Going camping should mean having a great time either by yourself, with a loved one, or with the rest or your family, but you can ruin your trip pretty quickly when you accidentally run across common poisonous plants. Poison ivy is the one that people are most (and often painfully) aware of, but it is by no means the only hazardous plant that you should be worried about. There are a few others that you should avoid coming into contact with, if at all possible, especially if you have children with you.

Poison Ivy – “Leaves of three, let them be” is the old saying to remember for poison ivy identification. Just accidentally brushing up against it can leave you with horrible rashes that are itchy and weep, a result of urushiol-induced contact dermatitis. If a person is sufficiently allergic, coming into contact can trigger anaphylaxis. If you’re thinking that the poison ivy at your camp site is dead and harmless, think again.  Read More…

Poison oak – This can be a little tricky to identify, depending on which coast of the United States you’re on, because there are 2 varieties. One of them, toxicodendron diversilobum, grows on the west coast; toxicodendron pubescens grows on the east coast.  Read More…

Poison sumac – A woody shrub or small tree that also contains urushiol oil and is similar in effect to poison ivy and poison oak. It can have anywhere from 7 to 13 leaflets on each stem and grows only in very wet or flooded areas in the eastern United States. It is much more dangerous and aggravated in its affects on the human body than poison ivy or poison oak.  Read More…

Poison Hemlock – This plant was often used as a poison in medieval times, particularly in governmental executions. Hemlock can be mistaken for yarrow flowers that are sometimes seen sold in grocery stores; to be safe, avoid areas that have clusters of these white flowers, because you don’t have to ingest them to be affected by their pollen. Do not attempt to chop down stands of hemlock while it is in flower; the pollen is poisonous to inhaleRead More…

Death cap mushrooms – These look eerily similar to the mushrooms that you would purchase in your local grocery store and small children could easily mistake them for food. Avoid picking mushrooms completelyRead More…

Belladonna – Also known as “deadly nightshade”. Tomatoes are also in the nightshade family, but you definitely don’t want these little black berries anywhere near your next lasagna. As is the case with mushrooms, children might mistake these berries as edible and unfortunately, it only takes between 2 to 5 berries to kill a small child. Read More…

Pokeweed – This plant has been used in traditional herbal medicine sparingly because it is so potent that the margin for error in dosage is very slight. Even though the berries are the least toxic part of the plant, you still don’t want to eat them.
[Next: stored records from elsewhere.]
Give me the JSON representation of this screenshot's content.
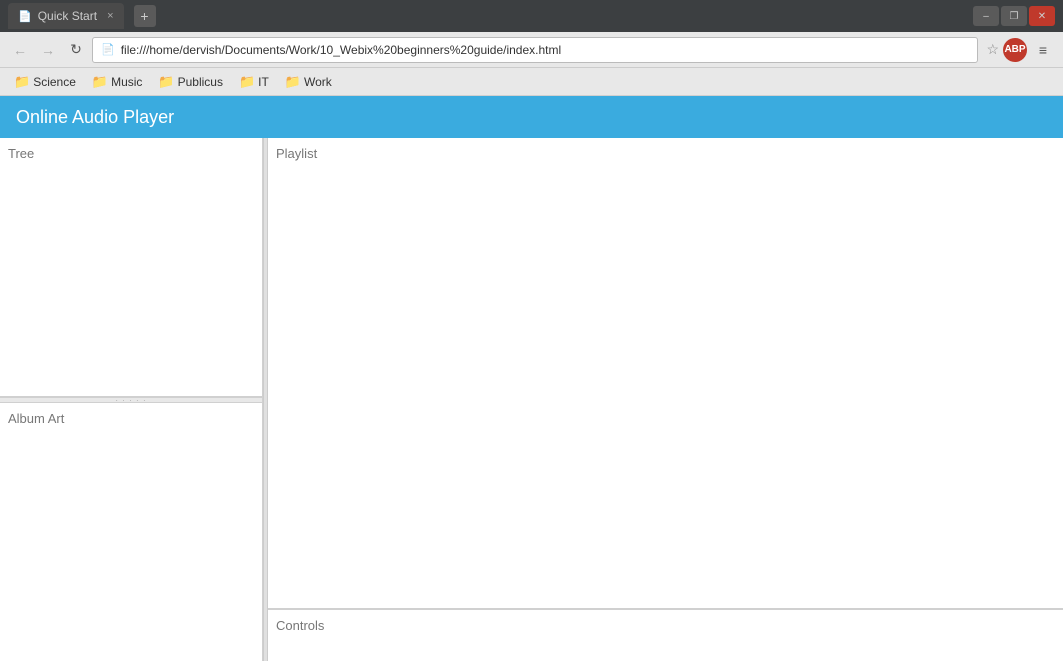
{
  "titlebar": {
    "tab_label": "Quick Start",
    "tab_icon": "📄",
    "tab_close": "×",
    "new_tab_label": "+",
    "wc_minimize": "–",
    "wc_restore": "❐",
    "wc_close": "✕"
  },
  "navbar": {
    "back_label": "←",
    "forward_label": "→",
    "reload_label": "↻",
    "address": "file:///home/dervish/Documents/Work/10_Webix%20beginners%20guide/index.html",
    "address_icon": "📄",
    "star_label": "☆",
    "abp_label": "ABP",
    "menu_label": "≡"
  },
  "bookmarks": {
    "items": [
      {
        "label": "Science",
        "icon": "📁"
      },
      {
        "label": "Music",
        "icon": "📁"
      },
      {
        "label": "Publicus",
        "icon": "📁"
      },
      {
        "label": "IT",
        "icon": "📁"
      },
      {
        "label": "Work",
        "icon": "📁"
      }
    ]
  },
  "app": {
    "title": "Online Audio Player",
    "tree_label": "Tree",
    "album_label": "Album Art",
    "playlist_label": "Playlist",
    "controls_label": "Controls"
  }
}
Read More…

Foxglove – This beauty isn’t called “dead man’s bell” for no reason. Proper identification includes looking for the spots in the interior of the flower, with an appearance reminiscent of a spotted tongue. While not unsafe to handle, very young children who have a tendency to put almost anything in their mouth are at risk. Even a nibble of one of the upper leaves of the foxglove plant can be enough to cause death. Read More…